Elisabeth Naughton - Author of sexy romantic adventures and dark hot paranormals


Elisabeth NaughtonI was never one of those people who knew they wanted to be an author at the age of six. I didn’t have imaginary friends. I didn’t write stories in my journal or entertain my relatives by firelight after Thanksgiving dinner. For the most part, I was just a normal, everyday kid. I liked to read, but I wasn’t exceptional at it. And when my teachers complimented me on my writing abilities, I brushed them off. I did, however, always have a penchant for the unique and absurd. And as my mother told me all throughout my childhood, I should have been an actress—I was a drama queen before my time.

Years ago, my husband bought me Scarlett: The Sequel to Gone With The Wind. If you ever saw the book, you know it’s a long one. I sat and read that thing from cover to cover, and dreamed of one day being a writer. But I didn’t actually try my hand at writing until years later when I quit my teaching job to stay home with my kids. And my husband? After that week of reading where I neglected him and everything else until I finished Scarlett, he vowed never to buy me another book again. Little did he know I’d one day end up sitting at a keyboard all day drafting my own stories.

My writing journey has not been easy. I didn’t just sit down one day, decide I was going to write a book and voila! sell my very first attempt. As most authors will probably agree, the path to publication is filled with hours of work, pulling all-nighters I thought I’d given up in college, sacrifices, rejections, but a love I discovered along the way I just can’t live without. Instead of a big, thick book to read by lamplight (I do read much smaller ones when I get the chance), I’ve traded in my reading obsession for a laptop. And I’ve never been happier.

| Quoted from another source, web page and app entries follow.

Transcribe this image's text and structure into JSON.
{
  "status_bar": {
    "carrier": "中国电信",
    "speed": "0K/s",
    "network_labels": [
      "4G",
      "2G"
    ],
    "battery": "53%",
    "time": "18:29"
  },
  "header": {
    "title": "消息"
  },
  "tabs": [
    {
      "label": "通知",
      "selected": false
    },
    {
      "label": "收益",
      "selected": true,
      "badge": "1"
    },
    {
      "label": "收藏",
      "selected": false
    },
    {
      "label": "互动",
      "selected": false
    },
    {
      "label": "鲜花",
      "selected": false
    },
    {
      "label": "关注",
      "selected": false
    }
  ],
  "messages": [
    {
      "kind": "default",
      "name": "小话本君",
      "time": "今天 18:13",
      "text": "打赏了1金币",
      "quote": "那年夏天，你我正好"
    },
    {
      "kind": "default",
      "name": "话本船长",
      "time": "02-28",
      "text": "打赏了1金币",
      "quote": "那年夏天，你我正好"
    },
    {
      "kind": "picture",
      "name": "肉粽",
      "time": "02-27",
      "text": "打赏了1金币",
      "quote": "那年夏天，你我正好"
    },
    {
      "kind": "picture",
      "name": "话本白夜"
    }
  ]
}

I’m one of the lucky ones. I have a wonderful family and fabulous husband who put up with my writing—and obsessive personality—even when life is chaotic. More than once my kids have been late to swimming or baseball because I needed just five more minutes to finish a scene. Their support and encouragement mean the world to me. I also have amazing friends and a support network I couldn’t survive without. So to all of you out there who have encouraged me along the way, sent me emails and fan letters, phone calls and congratulations, I just want to say, thank you. You make this whole writing gig that much more enjoyable. I truly wouldn’t be here without you.

Happy reading,


Around the www

Elisabeth can be found at the following places on the web:

Elisabeth @ Facebook Elisabeth @ Myspace Elisabeth @ Twitter Elisabeth @ FiledBy Elisabeth @ GoodReads


Q: Did you always know you wanted to be a writer?
A: No way. But I’ve always loved to read. I’m a fast reader so I go through books like there’s no tomorrow.

Q: What did you do in your previous life?
A: I was a junior high science teacher for nine years. I loved the kids and miss them a lot. There’s something about the pre-teen years that’s magical. And hormonal. And just plain fun. (Especially when you’re watching from the outside.)

Q: How many manuscripts did you write before selling?
A: Four. My fifth manuscript—STOLEN FURY—sold under a different name in February, 2008.

Q: How many years did it take you to sell?
A: Five. I began writing in 2003 after I quit my teaching job to stay home with my kids. I quickly learned I’d go nuts without something to keep my mind busy, so I started writing. I never intended for it to be my next career, but here I am.

Q: Did you ever ride the contest circuit?
A: I did. Briefly. But I had fabulous critique partners who offered great suggestions—the kind you can’t get through contests. In 2006 I was the grand prize winner in the Romancing the Tome contest, and in 2007 I was a Golden Heart Finalist. Coincidentally, with the same book—and the same one I sold—STOLEN FURY.

Q: Do you come up with the titles for your books?
A: I picked STOLEN FURY. My editor came up with the next two in the series—STOLEN HEAT and STOLEN SEDUCTION.

Q: What’s the best piece of writing advice you’ve received?
A: Don’t give up. I never did.